U.S. and IGC officials struck a predictably upbeat chord about the new plan, but the papers also detect a muted chorus of "I told you so" among some U.N. officials and European leaders, who view the revised timetable more as a calculated retreat by the U.S. than an advance by Iraqis. A front-page LAT piece airs doubts about whether Iraqi soldiers and police officers would be able to shoulder the burden as the U.S. reduces its role. Among the red flags are the Bush administration's rapidly fluctuating estimates of the size of the Iraqi security forces (which recently reached as high as 130,000), a trend that TP noted with a raised eyebrow earlier this week. Only 1,500 soldiers have officially been trained for and inducted into the reconstituted Iraqi army, according to the LAT.
Citing concerns that the accelerated plan could short-circuit the development of civil society in Iraq, the NYT editorializes in favor of a more gradual approach that would turn the occupation over to the U.N. An op-ed in the same paper counters that Iraqis wouldn't trust the U.N. either, and suggests that soldiers from Arab League nations would be the best fit as peacekeepers.
The papers also note that one American soldier was killed by a roadside bomb in Baghdad and that another was killed by a similar device in northeastern Afghanistan.
The papers front word that congressional leaders have agreed "in principle" on a $400 billion Medicare reform plan that would create a federal prescription-drug benefit for seniors and allow private health plans greater latitude in competing with Medicare. Elsewhere on the health beat, the NYT checks in on the 43 million Americans who don't have health insurance, a group that the paper says is increasingly middle class and growing quickly, its numbers swelled by job losses and cutbacks in state health subsidies.

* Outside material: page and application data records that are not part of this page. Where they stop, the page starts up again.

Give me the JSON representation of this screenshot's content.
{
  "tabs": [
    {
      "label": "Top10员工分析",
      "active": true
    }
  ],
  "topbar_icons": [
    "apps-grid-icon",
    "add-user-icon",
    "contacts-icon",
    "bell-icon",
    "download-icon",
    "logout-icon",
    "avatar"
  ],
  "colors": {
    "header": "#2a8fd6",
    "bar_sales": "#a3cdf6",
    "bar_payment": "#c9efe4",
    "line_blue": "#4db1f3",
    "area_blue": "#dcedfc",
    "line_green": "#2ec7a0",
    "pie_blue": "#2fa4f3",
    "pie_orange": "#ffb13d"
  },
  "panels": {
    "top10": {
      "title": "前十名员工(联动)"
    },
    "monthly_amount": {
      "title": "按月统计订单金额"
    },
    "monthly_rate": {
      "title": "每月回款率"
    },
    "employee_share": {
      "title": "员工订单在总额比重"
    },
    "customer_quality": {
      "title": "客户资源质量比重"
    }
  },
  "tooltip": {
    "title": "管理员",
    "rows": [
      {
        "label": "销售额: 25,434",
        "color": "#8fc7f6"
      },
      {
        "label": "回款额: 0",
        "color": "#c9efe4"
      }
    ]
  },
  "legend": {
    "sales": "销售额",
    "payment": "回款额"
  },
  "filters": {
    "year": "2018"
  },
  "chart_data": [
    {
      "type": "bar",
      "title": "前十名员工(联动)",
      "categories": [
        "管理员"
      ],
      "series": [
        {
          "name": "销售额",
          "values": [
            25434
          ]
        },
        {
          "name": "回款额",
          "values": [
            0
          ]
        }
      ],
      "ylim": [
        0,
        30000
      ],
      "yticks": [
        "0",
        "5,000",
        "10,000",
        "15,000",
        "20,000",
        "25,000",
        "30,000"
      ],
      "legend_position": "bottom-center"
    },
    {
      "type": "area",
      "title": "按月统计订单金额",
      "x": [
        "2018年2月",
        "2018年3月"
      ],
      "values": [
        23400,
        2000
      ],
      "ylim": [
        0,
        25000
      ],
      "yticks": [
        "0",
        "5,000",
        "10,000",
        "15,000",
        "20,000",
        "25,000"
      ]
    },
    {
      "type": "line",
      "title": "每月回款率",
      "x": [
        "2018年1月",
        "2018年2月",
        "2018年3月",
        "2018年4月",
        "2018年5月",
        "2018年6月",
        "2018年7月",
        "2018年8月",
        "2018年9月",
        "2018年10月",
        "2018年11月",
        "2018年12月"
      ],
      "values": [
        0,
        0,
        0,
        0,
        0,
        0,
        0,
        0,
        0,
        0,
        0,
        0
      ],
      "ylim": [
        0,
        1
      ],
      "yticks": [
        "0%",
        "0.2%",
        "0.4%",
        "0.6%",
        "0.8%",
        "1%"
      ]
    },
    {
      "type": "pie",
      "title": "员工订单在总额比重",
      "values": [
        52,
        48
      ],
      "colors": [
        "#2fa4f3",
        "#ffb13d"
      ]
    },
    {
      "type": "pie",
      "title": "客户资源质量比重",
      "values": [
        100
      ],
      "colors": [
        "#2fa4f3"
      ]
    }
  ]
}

Everybody goes with the deaths of 13 people in a gangway collapse onboard the Queen Mary 2, the world's largest ocean liner, which is tied up at a dry dock in western France. (The WP's "Travel" section runs a detailed piece about the ship that the paper says was printed before the accident.)
The papers note that Democrat Kathleen Babineaux Blanco was elected governor of Louisiana in a runoff Saturday, becoming the first woman to hold that office.

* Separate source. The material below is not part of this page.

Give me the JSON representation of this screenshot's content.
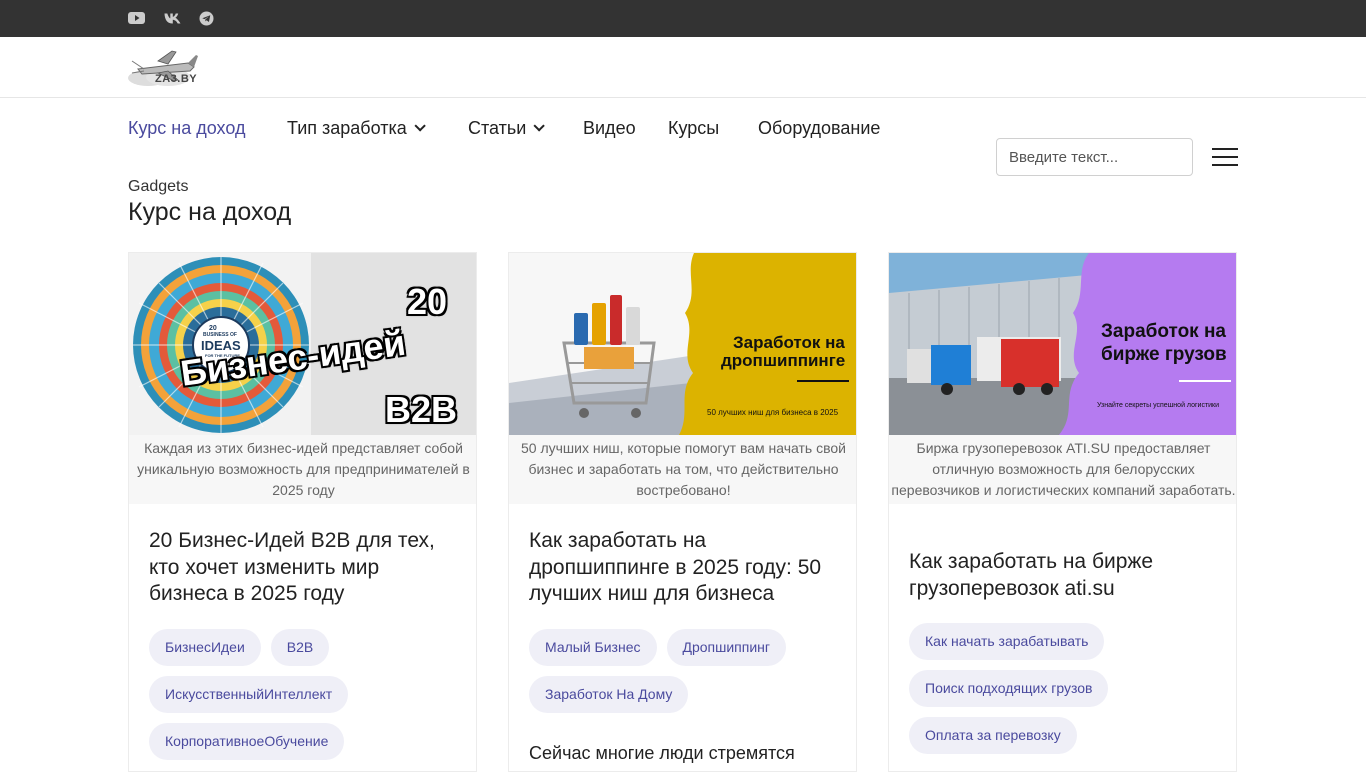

The WP's "Style" section takes a long, creepy look at Gary Ridgway, who murdered at least 48 people in Washington state over the course of 20 years, a spree of unparalleled breadth and length in the annals of American serial killing. Despite the extent of his crimes, Ridgway avoided suspicion by leading a bland, apparently normal life much at odds with the standard serial killer's M.O. When asked by a psychologist after his capture to rate the degree of his own evil on a scale of 1 to 5, Ridgway scored himself a middling 3.

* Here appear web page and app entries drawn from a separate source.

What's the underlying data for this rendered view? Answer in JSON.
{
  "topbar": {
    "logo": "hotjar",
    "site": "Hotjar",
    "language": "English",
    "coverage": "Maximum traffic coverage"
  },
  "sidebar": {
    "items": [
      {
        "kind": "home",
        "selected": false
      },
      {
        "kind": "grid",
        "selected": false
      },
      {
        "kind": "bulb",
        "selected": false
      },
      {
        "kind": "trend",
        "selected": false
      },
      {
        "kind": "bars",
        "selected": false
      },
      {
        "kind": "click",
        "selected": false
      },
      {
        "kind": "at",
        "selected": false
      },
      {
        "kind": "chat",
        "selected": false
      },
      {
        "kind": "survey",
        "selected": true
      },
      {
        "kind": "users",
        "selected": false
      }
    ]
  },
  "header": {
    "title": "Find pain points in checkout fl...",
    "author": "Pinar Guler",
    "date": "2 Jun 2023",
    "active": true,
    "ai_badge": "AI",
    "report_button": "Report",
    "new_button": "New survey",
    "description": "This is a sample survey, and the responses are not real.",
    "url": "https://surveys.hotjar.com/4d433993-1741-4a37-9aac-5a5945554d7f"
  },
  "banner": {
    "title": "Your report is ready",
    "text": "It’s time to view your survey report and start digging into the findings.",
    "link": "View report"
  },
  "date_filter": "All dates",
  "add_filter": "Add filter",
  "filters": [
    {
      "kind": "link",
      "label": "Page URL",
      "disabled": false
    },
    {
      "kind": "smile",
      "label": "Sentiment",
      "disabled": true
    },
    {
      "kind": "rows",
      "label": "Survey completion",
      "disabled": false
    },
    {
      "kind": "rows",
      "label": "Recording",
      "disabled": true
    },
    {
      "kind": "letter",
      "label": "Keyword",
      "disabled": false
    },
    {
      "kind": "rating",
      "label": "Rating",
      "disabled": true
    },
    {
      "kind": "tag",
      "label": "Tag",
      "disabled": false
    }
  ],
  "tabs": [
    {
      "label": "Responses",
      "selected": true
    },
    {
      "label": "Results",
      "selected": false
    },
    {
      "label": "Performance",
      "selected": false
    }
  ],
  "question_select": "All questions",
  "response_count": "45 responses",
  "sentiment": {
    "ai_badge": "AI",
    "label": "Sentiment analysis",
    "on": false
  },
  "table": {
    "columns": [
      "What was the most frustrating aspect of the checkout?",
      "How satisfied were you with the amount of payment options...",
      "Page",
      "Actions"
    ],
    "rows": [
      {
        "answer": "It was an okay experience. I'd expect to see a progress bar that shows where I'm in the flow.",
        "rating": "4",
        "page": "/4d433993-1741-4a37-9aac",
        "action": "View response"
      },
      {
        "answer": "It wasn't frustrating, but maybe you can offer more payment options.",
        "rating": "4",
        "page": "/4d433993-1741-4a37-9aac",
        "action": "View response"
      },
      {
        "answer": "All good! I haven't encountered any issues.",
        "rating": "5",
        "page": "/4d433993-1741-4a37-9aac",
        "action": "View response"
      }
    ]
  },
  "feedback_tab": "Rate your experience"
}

And the NYT's "Sunday Styles" section profiles 25-year-old John Buffalo Mailer, who in addition to being Norman Mailer's son and one of People's sexiest men alive, has recently been named executive editor of the marijuana fanzine High Times. In his new post Mailer is attempting to broaden the magazine's focus beyond its parochial roots, and he hopes that the revamped product—if not quite the Granta of ganja—will at least gain respectability and a wider audience: "With the new High Times we're using [marijuana] as a metaphor. … So it's not a magazine about pot, it's a magazine about our civil liberties, and our tag line is 'Celebrating Freedom.' Our feeling is it's patriotic to be in High Times."